(Gingko biloba)

Gingko Fruit in Leaf

Gingko Fruit and Leaf
Photo by "Wildman"

SEASON: Mid-fall through winter

HABITAT: Urban and suburban streets, cultivated parks (extinct in the wild)

DESCRIPTION: Slender tree up to 90 feet tall, with fan-shaped, alternate (unpaired) leaves 2-3 inches across; twigs look like bullets. Fruit dull orange, 3/4 inches across, smelling like vomit; surrounding beige, almond-shaped, thin-shelled nut; kernel inside jade green, covered with a tight, brown, papery sheath

HEALTH BENEFITS: Bioflavinoids that increase circulation, especially to the brain, improve memory, and strengthen capillaries

USES: The smelly fruit of this very ancient tree is guaranteed to repel dinosaurs, or you’ll get double your money back. Discard it wearing rubber gloves (it may cause a rash), rinse the beige kernel within, then toast in an oven (the seeds are poisonous raw) 30 minutes at 275 degrees F., stirring occasionally. Crack the thin shells and enjoy the green kernel as an appetizer, in soups, salads, stews, rice, and Chinese dishes.

(Calvatia gigantea)

Giant Puffball Painting

Watercolor pencil illustration by "Wildman"

SEASON: Late summer through mid-fall

HABITAT: On the ground in well-fertilized fields or pastures where the underlying fungus has plenty of underground manure to decompose

DESCRIPTION: Whitish, Styrofoam-like globe as small as a softball or as large as a beach ball, with short, root-like fungus connecting it to the ground. White, soft and undifferentiated inside, like cream cheese (or like tofu if you’re a vegetarian) at first, then sickly green-brown, finally maturing into trillions of microscopic spores that emerge as a puff of dark brown powder when pressed. Caution: Avoid smaller white, globular mushrooms with a stem, cap, and gills inside when you cut them open. They could be deadly amanitas.

HEALTH BENEFITS: Wild mushrooms like this one are best non-animal source of vitamin D; contains chitin, a non-soluble protein that precipitates bile in the large intestine so the bile is eliminated from the body instead of being reabsorbed, forcing the body to make new bile by breaking down cholesterol, improving cardiac health

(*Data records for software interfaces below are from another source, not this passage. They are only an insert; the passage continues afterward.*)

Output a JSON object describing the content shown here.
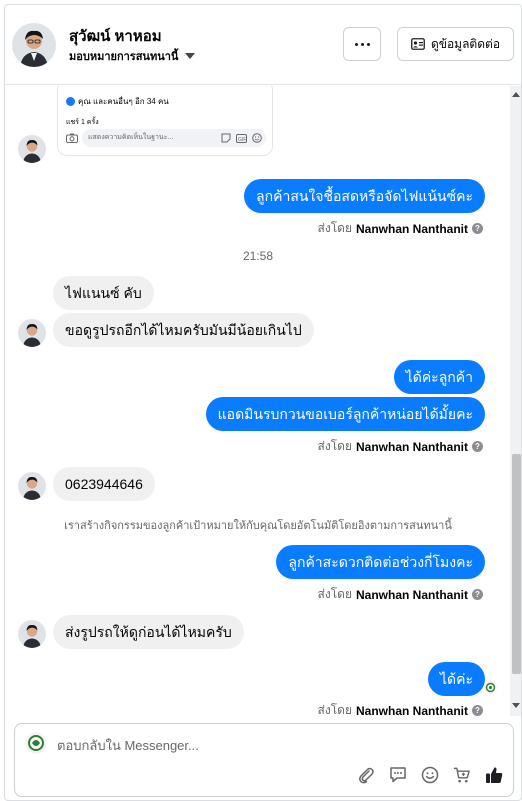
{
  "header": {
    "name": "สุวัฒน์ หาหอม",
    "assign_label": "มอบหมายการสนทนานี้",
    "contact_label": "ดูข้อมูลติดต่อ"
  },
  "post_card": {
    "likes_text": "คุณ และคนอื่นๆ อีก 34 คน",
    "shares_text": "แชร์ 1 ครั้ง",
    "comment_placeholder": "แสดงความคิดเห็นในฐานะ..."
  },
  "messages": [
    {
      "text": "ลูกค้าสนใจชื้อสดหรือจัดไฟแน้นซ์คะ"
    },
    {
      "text": "ไฟแนนซ์ คับ"
    },
    {
      "text": "ขอดูรูปรถอีกได้ไหมครับมันมีน้อยเกินไป"
    },
    {
      "text": "ได้ค่ะลูกค้า"
    },
    {
      "text": "แอดมินรบกวนขอเบอร์ลูกค้าหน่อยได้มั้ยคะ"
    },
    {
      "text": "0623944646"
    },
    {
      "text": "ลูกค้าสะดวกติดต่อช่วงกี่โมงคะ"
    },
    {
      "text": "ส่งรูปรถให้ดูก่อนได้ไหมครับ"
    },
    {
      "text": "ได้ค่ะ"
    }
  ],
  "sent_by_prefix": "ส่งโดย",
  "sent_by_name": "Nanwhan Nanthanit",
  "timestamp": "21:58",
  "system_note": "เราสร้างกิจกรรมของลูกค้าเป้าหมายให้กับคุณโดยอัตโนมัติโดยอิงตามการสนทนานี้",
  "composer": {
    "placeholder": "ตอบกลับใน Messenger..."
  },
  "colors": {
    "outgoing_bubble": "#0a7cff",
    "incoming_bubble": "#f0f0f0",
    "secondary_text": "#65676b"
  },
  "icons": [
    "more-icon",
    "contact-card-icon",
    "caret-down-icon",
    "help-icon",
    "camera-icon",
    "sticker-icon",
    "gif-icon",
    "emoji-icon",
    "attachment-icon",
    "saved-reply-icon",
    "emoji-icon",
    "cart-icon",
    "thumbs-up-icon"
  ]
}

USES: This mushroom is edible only when immature and white and soft inside. Slice the puffball, sauté it, steam it, or simmer it in soups, like other mushrooms. It has a rich, earthy flavor with a texture of marshmallows.

Foraging puts you in touch with the Earth, reduces both your food bill and your impact on the planet, and makes you healthier. It also stimulates your mind and spirit. There’s always more to learn, even though you already enjoy foraging after you’ve learned but a handful of plants. Explore your ecosystem and the renewable wild foods it offers. And share the experience with children whenever possible. It will transform your life.

Before You Forage

1. Identify every plant with 100 percent certainty.

2. Collect small proportions of common plants where they are very common.

3. Take only what you need, and don’t disturb the habitat.

4. Avoid polluted soil and areas within 50 feet of heavy traffic or railroad lines.

5. Rinse everything thoroughly under running water, and eat small amounts at first, in case of allergies or adverse reactions.